Your instructions
Return all of the data exactly as written, without the pictures.

Element data from apps and pages
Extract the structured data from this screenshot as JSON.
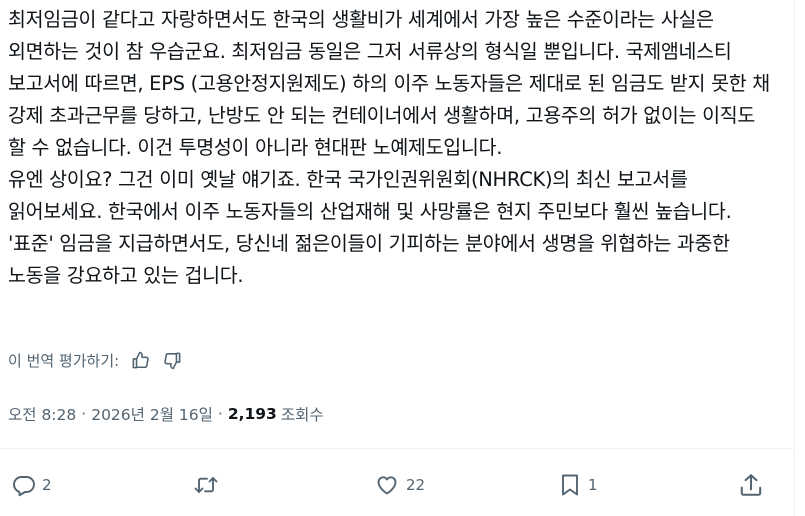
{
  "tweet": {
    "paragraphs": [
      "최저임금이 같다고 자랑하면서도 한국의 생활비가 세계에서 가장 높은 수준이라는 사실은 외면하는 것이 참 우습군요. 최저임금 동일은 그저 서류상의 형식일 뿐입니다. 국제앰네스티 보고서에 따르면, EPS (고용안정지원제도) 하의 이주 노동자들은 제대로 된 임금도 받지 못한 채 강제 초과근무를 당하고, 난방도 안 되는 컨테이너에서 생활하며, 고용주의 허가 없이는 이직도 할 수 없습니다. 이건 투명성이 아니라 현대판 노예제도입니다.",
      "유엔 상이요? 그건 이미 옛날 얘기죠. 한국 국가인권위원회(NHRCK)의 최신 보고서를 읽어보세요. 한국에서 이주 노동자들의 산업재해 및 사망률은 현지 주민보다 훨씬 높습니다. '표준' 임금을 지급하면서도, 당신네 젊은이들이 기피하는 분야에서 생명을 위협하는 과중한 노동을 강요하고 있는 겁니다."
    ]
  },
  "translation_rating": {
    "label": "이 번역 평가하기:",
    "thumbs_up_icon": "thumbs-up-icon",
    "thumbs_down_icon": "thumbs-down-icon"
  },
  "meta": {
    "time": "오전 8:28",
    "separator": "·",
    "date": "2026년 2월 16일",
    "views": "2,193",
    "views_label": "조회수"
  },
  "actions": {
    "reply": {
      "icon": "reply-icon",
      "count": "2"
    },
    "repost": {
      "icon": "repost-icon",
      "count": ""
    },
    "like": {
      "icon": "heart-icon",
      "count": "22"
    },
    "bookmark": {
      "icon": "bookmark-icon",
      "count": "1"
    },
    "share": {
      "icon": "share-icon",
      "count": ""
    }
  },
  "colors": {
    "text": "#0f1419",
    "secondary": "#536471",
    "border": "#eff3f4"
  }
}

Exercise solution
Extract the structured data from this screenshot as JSON.
{
  "tweet": {
    "paragraphs": [
      "최저임금이 같다고 자랑하면서도 한국의 생활비가 세계에서 가장 높은 수준이라는 사실은 외면하는 것이 참 우습군요. 최저임금 동일은 그저 서류상의 형식일 뿐입니다. 국제앰네스티 보고서에 따르면, EPS (고용안정지원제도) 하의 이주 노동자들은 제대로 된 임금도 받지 못한 채 강제 초과근무를 당하고, 난방도 안 되는 컨테이너에서 생활하며, 고용주의 허가 없이는 이직도 할 수 없습니다. 이건 투명성이 아니라 현대판 노예제도입니다.",
      "유엔 상이요? 그건 이미 옛날 얘기죠. 한국 국가인권위원회(NHRCK)의 최신 보고서를 읽어보세요. 한국에서 이주 노동자들의 산업재해 및 사망률은 현지 주민보다 훨씬 높습니다. '표준' 임금을 지급하면서도, 당신네 젊은이들이 기피하는 분야에서 생명을 위협하는 과중한 노동을 강요하고 있는 겁니다."
    ]
  },
  "translation_rating": {
    "label": "이 번역 평가하기:",
    "thumbs_up_icon": "thumbs-up-icon",
    "thumbs_down_icon": "thumbs-down-icon"
  },
  "meta": {
    "time": "오전 8:28",
    "separator": "·",
    "date": "2026년 2월 16일",
    "views": "2,193",
    "views_label": "조회수"
  },
  "actions": {
    "reply": {
      "icon": "reply-icon",
      "count": "2"
    },
    "repost": {
      "icon": "repost-icon",
      "count": ""
    },
    "like": {
      "icon": "heart-icon",
      "count": "22"
    },
    "bookmark": {
      "icon": "bookmark-icon",
      "count": "1"
    },
    "share": {
      "icon": "share-icon",
      "count": ""
    }
  },
  "colors": {
    "text": "#0f1419",
    "secondary": "#536471",
    "border": "#eff3f4"
  }
}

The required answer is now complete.